### EXERCISE
Reading the data below, count the lines that carry the string "this". Give nothing but the count.

• • •

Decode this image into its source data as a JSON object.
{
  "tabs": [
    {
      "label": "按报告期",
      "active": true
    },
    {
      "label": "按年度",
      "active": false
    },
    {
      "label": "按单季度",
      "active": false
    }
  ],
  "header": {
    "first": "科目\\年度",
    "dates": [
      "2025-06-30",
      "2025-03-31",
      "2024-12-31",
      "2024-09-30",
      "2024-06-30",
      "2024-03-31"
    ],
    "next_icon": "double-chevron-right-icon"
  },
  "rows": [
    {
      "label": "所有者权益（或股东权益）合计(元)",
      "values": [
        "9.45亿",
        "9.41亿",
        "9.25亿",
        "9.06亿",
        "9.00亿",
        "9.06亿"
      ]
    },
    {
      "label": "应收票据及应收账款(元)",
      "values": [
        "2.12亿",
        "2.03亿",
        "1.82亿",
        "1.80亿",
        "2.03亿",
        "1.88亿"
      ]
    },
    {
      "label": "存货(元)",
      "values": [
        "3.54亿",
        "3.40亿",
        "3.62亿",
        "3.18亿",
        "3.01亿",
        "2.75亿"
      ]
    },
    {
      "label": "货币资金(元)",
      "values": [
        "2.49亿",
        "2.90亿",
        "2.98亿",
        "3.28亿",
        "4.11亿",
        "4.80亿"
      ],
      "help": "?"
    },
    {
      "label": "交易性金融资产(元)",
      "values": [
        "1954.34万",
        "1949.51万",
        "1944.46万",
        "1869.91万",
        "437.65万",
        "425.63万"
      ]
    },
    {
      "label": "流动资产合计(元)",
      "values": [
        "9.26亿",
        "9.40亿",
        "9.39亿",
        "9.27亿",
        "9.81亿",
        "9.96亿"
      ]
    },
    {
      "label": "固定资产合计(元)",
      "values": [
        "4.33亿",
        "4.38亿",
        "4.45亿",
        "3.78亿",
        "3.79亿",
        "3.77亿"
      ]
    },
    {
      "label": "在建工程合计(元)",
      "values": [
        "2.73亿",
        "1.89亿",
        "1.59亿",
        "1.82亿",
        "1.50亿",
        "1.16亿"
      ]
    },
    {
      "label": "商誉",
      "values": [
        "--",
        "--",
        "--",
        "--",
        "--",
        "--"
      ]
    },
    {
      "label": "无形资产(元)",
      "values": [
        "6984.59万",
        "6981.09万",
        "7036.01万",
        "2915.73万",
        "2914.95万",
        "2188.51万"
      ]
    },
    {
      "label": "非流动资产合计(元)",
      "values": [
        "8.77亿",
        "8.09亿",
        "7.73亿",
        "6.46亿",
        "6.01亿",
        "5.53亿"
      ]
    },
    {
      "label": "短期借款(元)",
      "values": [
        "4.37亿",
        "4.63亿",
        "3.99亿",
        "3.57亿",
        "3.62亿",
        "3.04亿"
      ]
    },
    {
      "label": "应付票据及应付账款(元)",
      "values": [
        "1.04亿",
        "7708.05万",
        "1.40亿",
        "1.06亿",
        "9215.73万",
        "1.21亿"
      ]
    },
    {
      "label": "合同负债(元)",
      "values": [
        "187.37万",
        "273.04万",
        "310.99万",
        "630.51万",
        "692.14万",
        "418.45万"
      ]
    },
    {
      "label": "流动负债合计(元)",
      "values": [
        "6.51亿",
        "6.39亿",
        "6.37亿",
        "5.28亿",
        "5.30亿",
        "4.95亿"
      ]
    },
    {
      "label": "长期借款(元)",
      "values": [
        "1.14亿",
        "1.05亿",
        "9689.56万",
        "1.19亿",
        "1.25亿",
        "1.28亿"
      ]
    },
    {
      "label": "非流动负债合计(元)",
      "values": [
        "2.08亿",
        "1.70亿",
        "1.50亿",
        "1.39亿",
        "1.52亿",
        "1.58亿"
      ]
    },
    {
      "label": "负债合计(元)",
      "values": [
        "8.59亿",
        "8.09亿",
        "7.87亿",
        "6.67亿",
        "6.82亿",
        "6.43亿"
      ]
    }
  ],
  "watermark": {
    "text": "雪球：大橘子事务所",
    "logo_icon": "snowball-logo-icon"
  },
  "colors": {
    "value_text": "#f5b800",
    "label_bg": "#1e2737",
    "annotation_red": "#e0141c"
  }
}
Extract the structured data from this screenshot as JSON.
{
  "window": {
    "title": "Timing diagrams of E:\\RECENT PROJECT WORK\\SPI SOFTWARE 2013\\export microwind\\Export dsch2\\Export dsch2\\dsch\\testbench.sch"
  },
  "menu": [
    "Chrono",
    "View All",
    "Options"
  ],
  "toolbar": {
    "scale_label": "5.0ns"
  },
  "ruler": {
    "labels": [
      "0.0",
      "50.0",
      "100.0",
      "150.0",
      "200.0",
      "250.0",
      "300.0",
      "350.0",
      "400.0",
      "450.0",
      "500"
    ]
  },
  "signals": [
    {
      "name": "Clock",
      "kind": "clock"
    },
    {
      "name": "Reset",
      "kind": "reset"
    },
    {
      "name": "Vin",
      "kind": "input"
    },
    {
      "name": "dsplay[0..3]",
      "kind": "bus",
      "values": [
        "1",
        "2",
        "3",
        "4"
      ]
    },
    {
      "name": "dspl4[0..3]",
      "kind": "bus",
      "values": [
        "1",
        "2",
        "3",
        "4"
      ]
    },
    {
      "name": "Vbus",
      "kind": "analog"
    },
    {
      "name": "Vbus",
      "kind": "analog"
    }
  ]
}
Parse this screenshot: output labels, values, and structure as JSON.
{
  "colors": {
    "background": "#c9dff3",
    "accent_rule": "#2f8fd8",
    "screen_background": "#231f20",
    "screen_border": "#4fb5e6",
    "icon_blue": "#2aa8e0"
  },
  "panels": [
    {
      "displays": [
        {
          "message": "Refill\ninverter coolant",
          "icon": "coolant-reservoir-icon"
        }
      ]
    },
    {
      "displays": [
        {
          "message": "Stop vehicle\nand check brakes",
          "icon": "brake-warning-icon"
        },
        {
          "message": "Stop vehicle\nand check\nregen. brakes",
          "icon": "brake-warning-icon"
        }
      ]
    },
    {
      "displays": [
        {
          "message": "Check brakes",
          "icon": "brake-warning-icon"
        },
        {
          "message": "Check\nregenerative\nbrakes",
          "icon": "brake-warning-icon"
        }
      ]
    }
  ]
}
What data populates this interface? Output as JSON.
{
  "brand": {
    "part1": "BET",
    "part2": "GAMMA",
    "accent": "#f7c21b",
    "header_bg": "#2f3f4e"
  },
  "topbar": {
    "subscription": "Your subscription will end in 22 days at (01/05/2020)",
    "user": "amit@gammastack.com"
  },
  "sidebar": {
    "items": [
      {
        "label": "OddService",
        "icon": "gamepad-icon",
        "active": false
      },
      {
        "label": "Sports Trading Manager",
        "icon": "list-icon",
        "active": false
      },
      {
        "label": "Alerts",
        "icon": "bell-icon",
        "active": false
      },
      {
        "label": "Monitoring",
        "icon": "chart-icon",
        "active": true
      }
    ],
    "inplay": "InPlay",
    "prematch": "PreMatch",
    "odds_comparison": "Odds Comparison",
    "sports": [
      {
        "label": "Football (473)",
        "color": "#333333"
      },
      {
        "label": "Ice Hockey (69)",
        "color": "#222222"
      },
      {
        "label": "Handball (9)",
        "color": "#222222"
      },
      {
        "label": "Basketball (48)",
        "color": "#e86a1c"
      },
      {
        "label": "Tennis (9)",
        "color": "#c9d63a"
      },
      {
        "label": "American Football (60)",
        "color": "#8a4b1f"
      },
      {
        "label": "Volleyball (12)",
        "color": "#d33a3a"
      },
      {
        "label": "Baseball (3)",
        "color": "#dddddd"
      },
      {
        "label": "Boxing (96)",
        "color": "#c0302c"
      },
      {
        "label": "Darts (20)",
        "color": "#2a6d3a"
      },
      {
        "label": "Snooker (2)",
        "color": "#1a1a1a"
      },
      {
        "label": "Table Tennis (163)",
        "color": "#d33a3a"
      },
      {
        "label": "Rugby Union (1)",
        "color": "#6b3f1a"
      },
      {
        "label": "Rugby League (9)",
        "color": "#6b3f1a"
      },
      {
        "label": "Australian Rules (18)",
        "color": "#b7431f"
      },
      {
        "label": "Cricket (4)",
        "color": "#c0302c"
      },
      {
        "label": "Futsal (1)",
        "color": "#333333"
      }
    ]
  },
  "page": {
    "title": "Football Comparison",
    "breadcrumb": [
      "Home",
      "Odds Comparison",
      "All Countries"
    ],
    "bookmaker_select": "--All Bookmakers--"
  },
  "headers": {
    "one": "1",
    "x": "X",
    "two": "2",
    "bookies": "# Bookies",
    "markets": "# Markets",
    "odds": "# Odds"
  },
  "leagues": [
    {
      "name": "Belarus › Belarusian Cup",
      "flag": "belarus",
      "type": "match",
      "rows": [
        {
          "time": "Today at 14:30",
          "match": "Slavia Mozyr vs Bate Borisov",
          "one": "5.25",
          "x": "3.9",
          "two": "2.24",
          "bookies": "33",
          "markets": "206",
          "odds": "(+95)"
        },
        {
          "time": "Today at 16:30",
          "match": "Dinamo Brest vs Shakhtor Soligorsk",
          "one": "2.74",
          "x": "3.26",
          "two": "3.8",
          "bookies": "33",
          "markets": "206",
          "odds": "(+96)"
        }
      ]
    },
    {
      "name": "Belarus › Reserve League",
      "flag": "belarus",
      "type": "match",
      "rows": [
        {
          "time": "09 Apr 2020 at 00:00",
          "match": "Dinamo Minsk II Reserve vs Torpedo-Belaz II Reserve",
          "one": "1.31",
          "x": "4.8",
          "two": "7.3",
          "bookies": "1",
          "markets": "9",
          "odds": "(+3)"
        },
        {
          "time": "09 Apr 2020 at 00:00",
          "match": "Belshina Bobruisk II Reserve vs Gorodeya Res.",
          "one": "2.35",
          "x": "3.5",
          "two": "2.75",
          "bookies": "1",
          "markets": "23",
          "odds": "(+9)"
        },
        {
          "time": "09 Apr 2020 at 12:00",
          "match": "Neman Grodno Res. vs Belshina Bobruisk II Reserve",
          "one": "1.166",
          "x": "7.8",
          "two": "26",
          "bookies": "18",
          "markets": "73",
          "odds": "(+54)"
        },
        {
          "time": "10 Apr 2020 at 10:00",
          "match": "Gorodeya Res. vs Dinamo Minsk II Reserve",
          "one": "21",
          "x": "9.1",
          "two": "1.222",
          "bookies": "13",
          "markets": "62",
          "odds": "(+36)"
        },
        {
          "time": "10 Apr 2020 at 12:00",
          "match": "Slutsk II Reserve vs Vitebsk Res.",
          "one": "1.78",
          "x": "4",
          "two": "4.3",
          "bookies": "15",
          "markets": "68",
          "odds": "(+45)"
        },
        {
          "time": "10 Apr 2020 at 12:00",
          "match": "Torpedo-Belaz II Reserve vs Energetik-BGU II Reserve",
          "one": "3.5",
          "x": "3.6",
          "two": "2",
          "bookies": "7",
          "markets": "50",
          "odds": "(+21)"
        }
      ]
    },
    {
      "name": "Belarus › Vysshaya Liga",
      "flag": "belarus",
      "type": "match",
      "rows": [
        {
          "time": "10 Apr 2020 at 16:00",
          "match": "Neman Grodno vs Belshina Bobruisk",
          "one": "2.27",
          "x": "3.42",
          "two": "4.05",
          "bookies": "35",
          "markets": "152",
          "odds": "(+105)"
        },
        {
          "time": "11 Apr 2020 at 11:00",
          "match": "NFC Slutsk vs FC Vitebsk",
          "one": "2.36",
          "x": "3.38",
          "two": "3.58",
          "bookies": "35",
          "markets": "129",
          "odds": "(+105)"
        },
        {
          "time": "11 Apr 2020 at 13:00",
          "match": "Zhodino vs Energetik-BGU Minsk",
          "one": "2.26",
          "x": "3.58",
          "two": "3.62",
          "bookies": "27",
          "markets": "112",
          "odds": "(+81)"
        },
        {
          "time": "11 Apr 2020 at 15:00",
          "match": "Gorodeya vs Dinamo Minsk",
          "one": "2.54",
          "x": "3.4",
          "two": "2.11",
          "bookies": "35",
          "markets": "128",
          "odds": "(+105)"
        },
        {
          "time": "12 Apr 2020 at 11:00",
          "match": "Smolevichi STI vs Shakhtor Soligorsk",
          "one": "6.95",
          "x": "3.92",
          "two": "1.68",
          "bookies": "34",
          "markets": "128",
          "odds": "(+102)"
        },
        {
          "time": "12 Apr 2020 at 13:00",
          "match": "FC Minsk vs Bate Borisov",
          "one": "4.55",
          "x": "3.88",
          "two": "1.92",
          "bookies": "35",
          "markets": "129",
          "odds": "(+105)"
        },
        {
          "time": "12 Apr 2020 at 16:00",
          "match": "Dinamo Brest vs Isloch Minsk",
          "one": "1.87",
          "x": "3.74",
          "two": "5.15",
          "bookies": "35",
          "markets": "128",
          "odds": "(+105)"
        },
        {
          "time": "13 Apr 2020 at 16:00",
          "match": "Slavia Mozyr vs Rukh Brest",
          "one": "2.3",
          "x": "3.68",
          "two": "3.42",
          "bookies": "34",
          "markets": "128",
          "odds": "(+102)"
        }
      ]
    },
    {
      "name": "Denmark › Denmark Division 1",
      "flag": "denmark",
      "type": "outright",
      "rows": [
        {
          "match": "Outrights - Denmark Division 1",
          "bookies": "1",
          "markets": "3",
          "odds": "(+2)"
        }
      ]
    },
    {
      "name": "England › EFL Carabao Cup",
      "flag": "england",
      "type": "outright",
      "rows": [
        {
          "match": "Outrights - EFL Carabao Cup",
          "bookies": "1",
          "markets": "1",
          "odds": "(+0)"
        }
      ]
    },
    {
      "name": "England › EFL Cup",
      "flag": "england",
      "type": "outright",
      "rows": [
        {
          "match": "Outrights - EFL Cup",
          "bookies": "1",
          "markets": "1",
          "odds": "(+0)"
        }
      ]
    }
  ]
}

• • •

### SOLUTION TO THE EXERCISE
4